Technical Training Course Labour Statistics and Labour Market Information and Analysis in the Pacific

A first for the Pacific technical training on LMIA in the Pacific.

Press release | Noumea, New Caledonia | 29 November 2011

Noumea, New Caledonia, 29 November, 2011. A first for the Pacific technical training on Labour Statistics and Labour Market Information & Analysis (LMIA) in the Pacific was opened yesterday (28/11/11) by the Deputy Secretary General of the Secretariat of the Pacific Community (SPC), Mr Richard Mann and ILO Director for the Pacific Island Countries, Mr David Lamotte.

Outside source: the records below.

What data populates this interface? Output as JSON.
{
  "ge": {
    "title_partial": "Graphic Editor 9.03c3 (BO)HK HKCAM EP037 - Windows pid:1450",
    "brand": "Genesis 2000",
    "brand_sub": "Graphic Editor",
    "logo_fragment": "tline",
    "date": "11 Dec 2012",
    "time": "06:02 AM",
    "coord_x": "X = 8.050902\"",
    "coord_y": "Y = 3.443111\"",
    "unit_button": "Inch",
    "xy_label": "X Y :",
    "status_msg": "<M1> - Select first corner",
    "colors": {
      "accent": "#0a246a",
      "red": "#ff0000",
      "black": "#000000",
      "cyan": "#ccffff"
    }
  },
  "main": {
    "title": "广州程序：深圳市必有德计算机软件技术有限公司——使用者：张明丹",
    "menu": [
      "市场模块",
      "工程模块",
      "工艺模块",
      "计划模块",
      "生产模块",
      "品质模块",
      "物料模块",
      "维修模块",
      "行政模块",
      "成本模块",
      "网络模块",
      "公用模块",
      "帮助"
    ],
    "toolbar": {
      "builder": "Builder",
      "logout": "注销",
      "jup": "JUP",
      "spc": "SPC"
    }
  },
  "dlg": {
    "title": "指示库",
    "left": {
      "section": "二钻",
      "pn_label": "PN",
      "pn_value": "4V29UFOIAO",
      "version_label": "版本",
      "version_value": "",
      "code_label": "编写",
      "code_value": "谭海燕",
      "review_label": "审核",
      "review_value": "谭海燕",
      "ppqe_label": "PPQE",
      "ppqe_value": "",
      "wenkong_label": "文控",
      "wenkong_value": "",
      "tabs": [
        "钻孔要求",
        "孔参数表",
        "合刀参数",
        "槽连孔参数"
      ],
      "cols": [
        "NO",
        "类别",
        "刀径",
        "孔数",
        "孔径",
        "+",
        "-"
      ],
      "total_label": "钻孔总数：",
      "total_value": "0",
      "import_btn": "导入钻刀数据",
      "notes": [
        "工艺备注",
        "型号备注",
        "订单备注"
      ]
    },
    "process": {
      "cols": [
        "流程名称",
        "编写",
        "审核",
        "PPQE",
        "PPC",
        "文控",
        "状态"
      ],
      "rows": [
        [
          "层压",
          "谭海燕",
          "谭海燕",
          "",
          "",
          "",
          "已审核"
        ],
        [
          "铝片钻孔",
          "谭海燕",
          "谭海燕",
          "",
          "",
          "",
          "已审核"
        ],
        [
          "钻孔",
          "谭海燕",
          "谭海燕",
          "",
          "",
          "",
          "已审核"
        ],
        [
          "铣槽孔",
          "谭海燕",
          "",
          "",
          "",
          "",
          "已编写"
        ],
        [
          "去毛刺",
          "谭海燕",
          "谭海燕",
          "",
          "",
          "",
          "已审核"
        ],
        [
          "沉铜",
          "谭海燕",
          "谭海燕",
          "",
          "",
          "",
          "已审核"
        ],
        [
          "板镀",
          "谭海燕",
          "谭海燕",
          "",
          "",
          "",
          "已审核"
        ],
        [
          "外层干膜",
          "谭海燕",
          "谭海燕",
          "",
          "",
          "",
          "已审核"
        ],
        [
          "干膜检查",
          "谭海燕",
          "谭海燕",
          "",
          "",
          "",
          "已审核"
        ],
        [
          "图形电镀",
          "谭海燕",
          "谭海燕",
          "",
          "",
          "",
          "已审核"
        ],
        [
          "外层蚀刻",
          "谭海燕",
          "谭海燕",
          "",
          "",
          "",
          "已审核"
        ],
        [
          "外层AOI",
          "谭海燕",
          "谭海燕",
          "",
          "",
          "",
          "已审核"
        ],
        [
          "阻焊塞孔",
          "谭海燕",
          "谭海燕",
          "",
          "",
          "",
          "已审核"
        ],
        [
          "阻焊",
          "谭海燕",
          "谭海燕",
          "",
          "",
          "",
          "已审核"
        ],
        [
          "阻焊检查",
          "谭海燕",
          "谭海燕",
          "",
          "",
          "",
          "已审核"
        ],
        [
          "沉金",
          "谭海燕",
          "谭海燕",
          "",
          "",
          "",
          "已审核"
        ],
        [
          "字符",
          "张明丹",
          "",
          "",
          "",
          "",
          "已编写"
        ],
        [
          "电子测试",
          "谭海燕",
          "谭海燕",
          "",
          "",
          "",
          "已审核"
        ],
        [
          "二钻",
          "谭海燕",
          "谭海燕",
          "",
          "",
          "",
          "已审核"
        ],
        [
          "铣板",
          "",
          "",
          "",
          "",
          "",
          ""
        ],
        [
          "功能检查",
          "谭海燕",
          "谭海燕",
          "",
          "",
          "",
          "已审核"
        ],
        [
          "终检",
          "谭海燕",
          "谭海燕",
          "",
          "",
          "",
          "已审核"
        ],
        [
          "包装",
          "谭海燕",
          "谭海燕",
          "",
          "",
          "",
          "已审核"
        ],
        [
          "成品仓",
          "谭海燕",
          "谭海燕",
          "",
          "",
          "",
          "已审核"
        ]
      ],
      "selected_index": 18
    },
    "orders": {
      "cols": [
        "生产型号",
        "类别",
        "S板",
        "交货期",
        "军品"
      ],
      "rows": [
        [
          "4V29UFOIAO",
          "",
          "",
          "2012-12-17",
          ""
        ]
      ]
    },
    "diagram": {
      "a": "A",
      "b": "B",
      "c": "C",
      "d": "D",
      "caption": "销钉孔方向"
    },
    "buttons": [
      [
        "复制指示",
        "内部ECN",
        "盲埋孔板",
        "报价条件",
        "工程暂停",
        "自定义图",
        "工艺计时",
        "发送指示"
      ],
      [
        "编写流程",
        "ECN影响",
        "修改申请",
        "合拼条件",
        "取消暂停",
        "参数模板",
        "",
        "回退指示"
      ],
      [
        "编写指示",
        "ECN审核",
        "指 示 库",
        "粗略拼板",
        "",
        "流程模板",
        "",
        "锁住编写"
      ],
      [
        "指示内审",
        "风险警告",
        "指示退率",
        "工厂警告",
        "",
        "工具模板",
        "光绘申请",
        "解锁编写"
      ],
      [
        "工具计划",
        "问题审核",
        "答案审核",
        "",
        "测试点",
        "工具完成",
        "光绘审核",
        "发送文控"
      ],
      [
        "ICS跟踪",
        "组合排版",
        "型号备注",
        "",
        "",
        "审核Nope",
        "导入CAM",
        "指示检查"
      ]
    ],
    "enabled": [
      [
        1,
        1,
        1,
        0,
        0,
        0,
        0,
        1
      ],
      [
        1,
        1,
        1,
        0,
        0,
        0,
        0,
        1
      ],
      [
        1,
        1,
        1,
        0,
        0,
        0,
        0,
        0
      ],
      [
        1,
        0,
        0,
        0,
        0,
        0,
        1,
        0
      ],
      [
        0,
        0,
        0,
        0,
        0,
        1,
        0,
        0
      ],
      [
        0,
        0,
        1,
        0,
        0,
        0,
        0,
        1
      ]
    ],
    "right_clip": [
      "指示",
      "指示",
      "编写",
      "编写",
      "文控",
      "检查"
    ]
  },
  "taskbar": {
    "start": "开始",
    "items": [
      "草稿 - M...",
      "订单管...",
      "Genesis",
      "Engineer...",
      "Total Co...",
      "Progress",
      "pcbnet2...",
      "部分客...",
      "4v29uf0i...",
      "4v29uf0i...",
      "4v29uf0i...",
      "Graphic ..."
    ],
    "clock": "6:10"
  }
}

Targeting national staff from the Ministry of Labour, National Statistics Office and Provident Fund, this ILO-SPC collaboration brings together participants from 9 ILO member States: Fiji, Kiribati, Samoa, Papua New Guinea, Solomon Islands, Tuvalu, Republic of Marshall Islands, Vanuatu and Timor Leste.

The course is tailor-made for the Pacific on labour statistics and LMIA, and was developed by the ILO Department of Statistics with the support of ILO Offices in Bangkok and Suva, in close consultation with SPC’s Statistics for Development Programme. It’s development is based on a capacity-building needs assessment and is a outputs-oriented, participatory workshop that combines theoretical presentations, and group and country-specific practical work. International and national specialists, other experts and practitioners will lead the presentations and group practical exercises involving on-going country-level questionnaire design work and data analysis of survey results, which participants have brought to the training course.

In opening the training, the Deputy Director General for SPC, Mr. Richard Mann, highlighted the strong political recognition across the region of the importance of quality and timely statistical data and information to guide evidence-based decision making, making reference to the recent adoption by Pacific Island Leaders of the Port Vila Declaration on Accelerating Progress on the Achievement of the Millennium Development Goals (2010), the Cairns Compact on Strengthening Development Coordination in the Pacific, and SPC’s development of the Ten Year Pacific Statistics Strategy, 2011-2020. He emphasized that “labour statistics and LMIA are important components of a core set of development statistics and indicators for Pacific Island Countries and of the National Minimum Development Indicator database being developed by SPC”, looking at this workshop “as a first of hopefully other collaborative future activities between ILO and SPC”.

The course is designed to run for five days to training technical staff in PICs from National Statistical Offices and Ministries of Labour and National Provident Funds’ statistical units, who are the principal data producers and data analysts of labour statistics and labour market information in order to to promote a sound understanding of the need for underlying labour statistics concepts and the need for meaningful producer-user links to build strong LMIA system.

The ILO Director for the Pacific Island Countries, Mr David Lamotte highlighted the need for consistent, timely and reliable statistics to ensure informed and evidence based policy making. In addition he mentioned that, Improved Labour Market Information & Analysis is being requested by our national leaders senior policy makers and the partnership between SPC and ILO, as evident by this technical training, will help countries meet these challenges.

The ultimate objective of this technical training course is to improve the quality and impact of policies and programmes aimed at employment, training and the labour market for poverty reduction and decent work, through the better understanding and use of labour market information and analysis and labour statistics overall. This course endeavours to increase the capacity of relevant stakeholders to collect, analyse and interpret labour market information and statistics in order to contribute to, and to help achieve, strengthened national and regional labour market information and analysis systems.